But the hard part is that he’s in a good place right now. He’s happy, having fun and excited about everything (for the most part). We’ve had so much fun with him the last couple of weeks and I just don’t want this change to disrupt that.

I thought we’d have to be very careful how we prepare him for next week. Tell him too early and we risk great disappointment and upset leading to a major tantrum when he doesn’t get what he wants now. Tell him too late and we risk great disappointment and upset leading to a major tantrum when he is forced to do what he doesn’t want to do now.

Much to our surprise, our current daycare centre took the initiative to begin preparing both Brandon and his fellow classmates for Brandon leaving after this week. They’ve been brilliant, celebrating the time he has left with them and getting him excited about where he’s going. When I walked in Monday evening to pick him up, half of the children gave Brandon hugs as he left. I was so touched by these children and their unconditional friendship to Brandon. I don’t know if he feels attached to any of these children, but they clearly like him. One even asked him to come to her birthday party as he was leaving, which was so sweet.

To say that this change had my nerves on edge is an understatement. Yes, I’m aware that what I describe is no different than any child. There is a difference, though, and I find it difficult to quantify other than that my little boy has so often upset himself to the point that he passes out (asleep). These “tantrums” are the direct result of being unable to reason with him about things that other children deal with differently.

We haven’t had to deal with that level of upset in two weeks. It’s done wonders for our stress levels during a time when we were a bit stressed about some other areas of life. Thank goodness he chose now to calm down, even if it’s only temporary. I still don’t know how to communicate effectively with him to prevent his upset. That’s a challenge that I know we’ll work on until we find the answer.

All this past weekend, I kept thinking about how thankful I am to have him, regardless of what’s going on. Today I got word that we’ll have an appointment with the Developmental Pediatrician in just two weeks. I feel optimistic, no longer alone, and I needed that.

I want to leave you with this video. This is excerpts of Jason Goldsmith, who founded The Big Blue Hug, speaking at PAB about his son, Ellis.
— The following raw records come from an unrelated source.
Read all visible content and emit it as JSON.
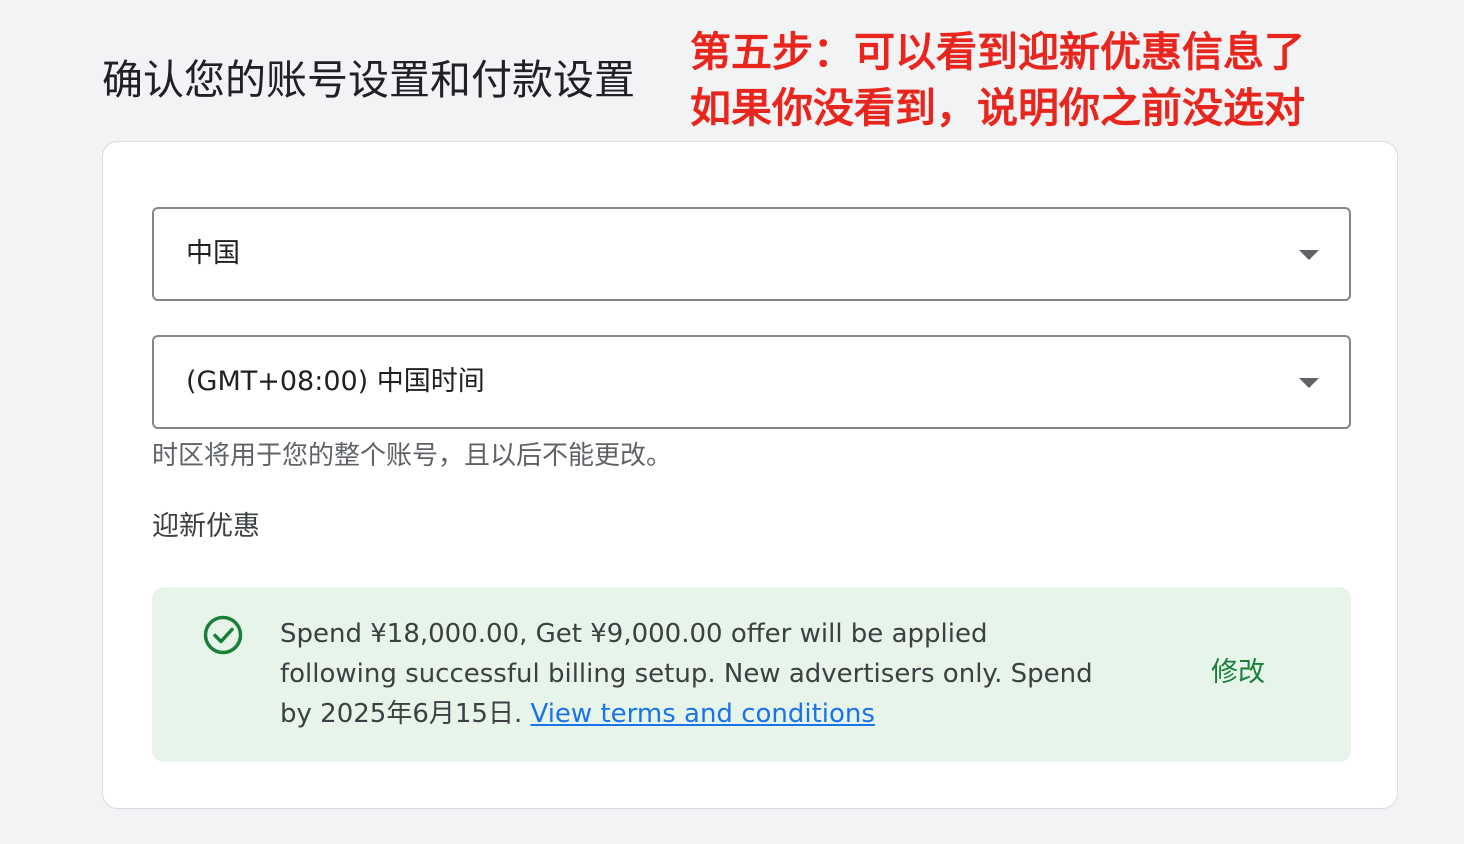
{
  "page": {
    "title": "确认您的账号设置和付款设置"
  },
  "annotation": {
    "line1": "第五步：可以看到迎新优惠信息了",
    "line2": "如果你没看到，说明你之前没选对",
    "color": "#e8261d"
  },
  "settings": {
    "country": {
      "value": "中国"
    },
    "timezone": {
      "value": "(GMT+08:00) 中国时间",
      "helper": "时区将用于您的整个账号，且以后不能更改。"
    }
  },
  "promotion": {
    "label": "迎新优惠",
    "icon": "check-circle-icon",
    "description": "Spend ¥18,000.00, Get ¥9,000.00 offer will be applied following successful billing setup. New advertisers only. Spend by 2025年6月15日.",
    "terms_link": "View terms and conditions",
    "edit_label": "修改",
    "background_color": "#e6f4ea",
    "accent_color": "#188038"
  }
}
I wrote about this a couple weeks ago, but the video wasn’t quite ready. I think when you see it, you’ll see why I was so profoundly affected by hearing Jason.

He spoke to me right where I’m at in life. And that is powerful.